_Exercise aim_
Across the listing, how many lines contain "here"? The reply is the number alone.

_Task data_
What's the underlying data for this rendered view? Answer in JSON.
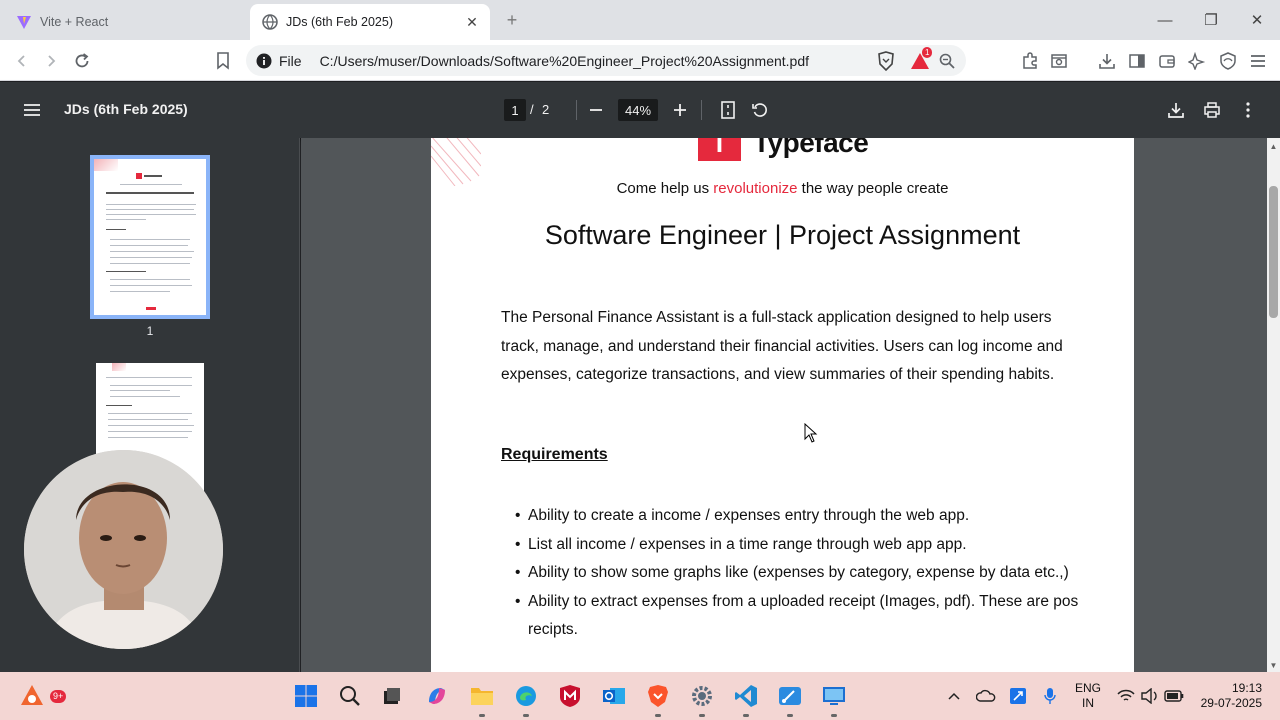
{
  "browser": {
    "tabs": [
      {
        "title": "Vite + React",
        "active": false
      },
      {
        "title": "JDs (6th Feb 2025)",
        "active": true
      }
    ],
    "address": {
      "scheme_label": "File",
      "url": "C:/Users/muser/Downloads/Software%20Engineer_Project%20Assignment.pdf"
    },
    "notification_badge": "1"
  },
  "pdf_viewer": {
    "title": "JDs (6th Feb 2025)",
    "current_page": "1",
    "page_separator": "/",
    "total_pages": "2",
    "zoom": "44%",
    "thumbnails": [
      {
        "label": "1",
        "selected": true
      },
      {
        "label": "",
        "selected": false
      }
    ]
  },
  "document": {
    "brand": "Typeface",
    "tagline_before": "Come help us ",
    "tagline_accent": "revolutionize",
    "tagline_after": " the way people create",
    "heading": "Software Engineer | Project Assignment",
    "intro": "The Personal Finance Assistant is a full-stack application designed to help users track, manage, and understand their financial activities. Users can log income and expenses, categorize transactions, and view summaries of their spending habits.",
    "requirements_heading": "Requirements ",
    "requirements": [
      "Ability to create a income / expenses entry through the web app.",
      "List all income / expenses in a time range through web app app.",
      "Ability to show some graphs like (expenses by category, expense by data etc.,)",
      "Ability to extract expenses from a uploaded receipt (Images, pdf). These are pos recipts."
    ]
  },
  "taskbar": {
    "notification_count": "9+",
    "language_line1": "ENG",
    "language_line2": "IN",
    "time": "19:13",
    "date": "29-07-2025"
  },
  "colors": {
    "brand_red": "#e5293d",
    "viewer_bg": "#525659",
    "toolbar_bg": "#323639",
    "thumb_selected": "#8ab4f8"
  }
}
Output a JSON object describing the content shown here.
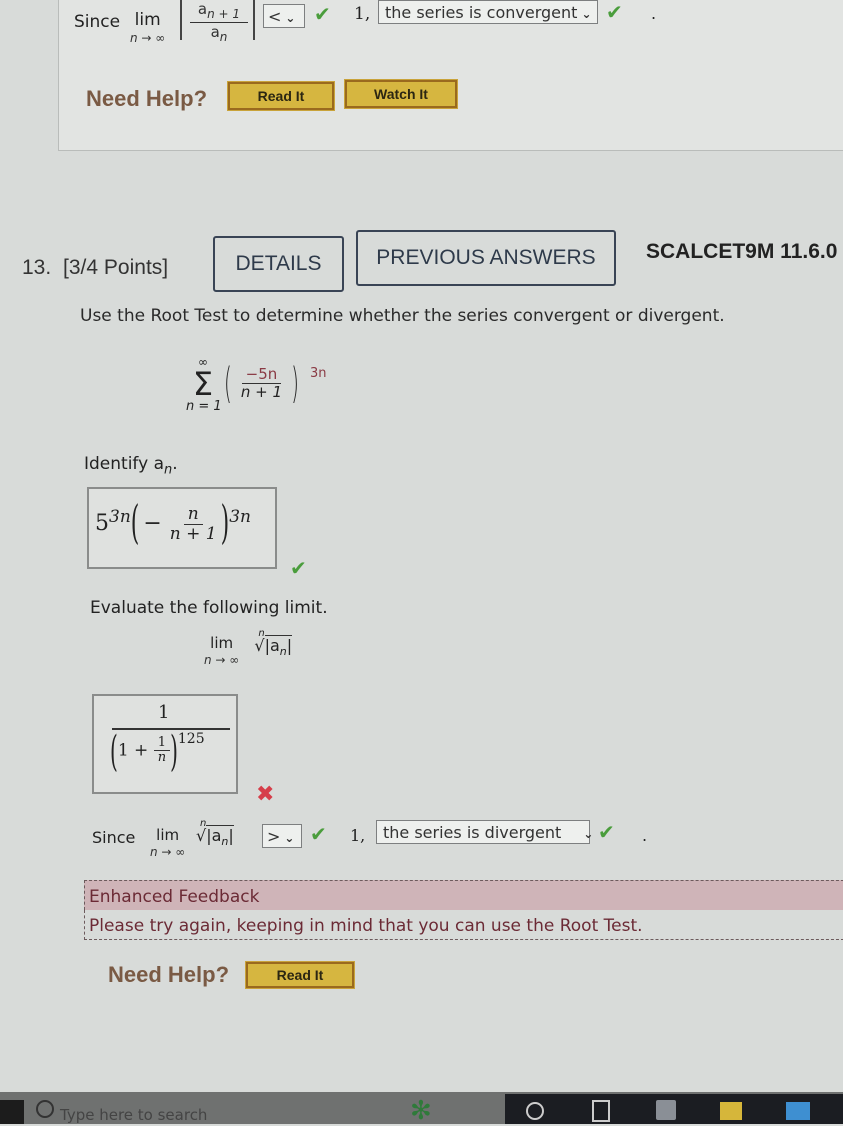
{
  "previous_question": {
    "since_label": "Since",
    "lim_label": "lim",
    "lim_sub": "n → ∞",
    "ratio_numerator": "a",
    "ratio_numerator_sub": "n + 1",
    "ratio_denominator": "a",
    "ratio_denominator_sub": "n",
    "comparison_select": "<",
    "one_label": "1,",
    "conclusion_select": "the series is convergent",
    "period": ".",
    "need_help": "Need Help?",
    "read_it": "Read It",
    "watch_it": "Watch It"
  },
  "question": {
    "number": "13.",
    "points": "[3/4 Points]",
    "details_button": "DETAILS",
    "previous_answers_button": "PREVIOUS ANSWERS",
    "course_code": "SCALCET9M 11.6.0",
    "prompt": "Use the Root Test to determine whether the series convergent or divergent.",
    "series": {
      "sum_top": "∞",
      "sum_bottom": "n = 1",
      "numerator": "−5n",
      "denominator": "n + 1",
      "exponent": "3n"
    },
    "identify_label": "Identify a",
    "identify_sub": "n",
    "identify_period": ".",
    "answer_an": {
      "base": "5",
      "base_exp": "3n",
      "minus": "−",
      "numerator": "n",
      "denominator": "n + 1",
      "exponent": "3n",
      "status": "correct"
    },
    "evaluate_label": "Evaluate the following limit.",
    "limit_expr": {
      "lim": "lim",
      "lim_sub": "n → ∞",
      "root_index": "n",
      "radicand": "|a",
      "radicand_sub": "n",
      "radicand_close": "|"
    },
    "answer_limit": {
      "numerator": "1",
      "inner_one": "1 +",
      "inner_frac_num": "1",
      "inner_frac_den": "n",
      "exponent": "125",
      "status": "incorrect"
    },
    "since_line": {
      "since_label": "Since",
      "lim": "lim",
      "lim_sub": "n → ∞",
      "root_index": "n",
      "radicand": "|a",
      "radicand_sub": "n",
      "radicand_close": "|",
      "comparison_select": ">",
      "one_label": "1,",
      "conclusion_select": "the series is divergent",
      "period": "."
    },
    "feedback": {
      "title": "Enhanced Feedback",
      "message": "Please try again, keeping in mind that you can use the Root Test."
    },
    "need_help": "Need Help?",
    "read_it": "Read It"
  },
  "taskbar": {
    "search_placeholder": "Type here to search",
    "icons": [
      "windows-start-icon",
      "search-icon",
      "cortana-icon",
      "task-view-icon",
      "store-icon",
      "file-explorer-icon",
      "mail-icon"
    ]
  },
  "colors": {
    "correct": "#4a9d3c",
    "incorrect": "#d63e4a",
    "help_button": "#d6b640",
    "feedback_bg": "#cfb4b8"
  }
}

_Your solution_
2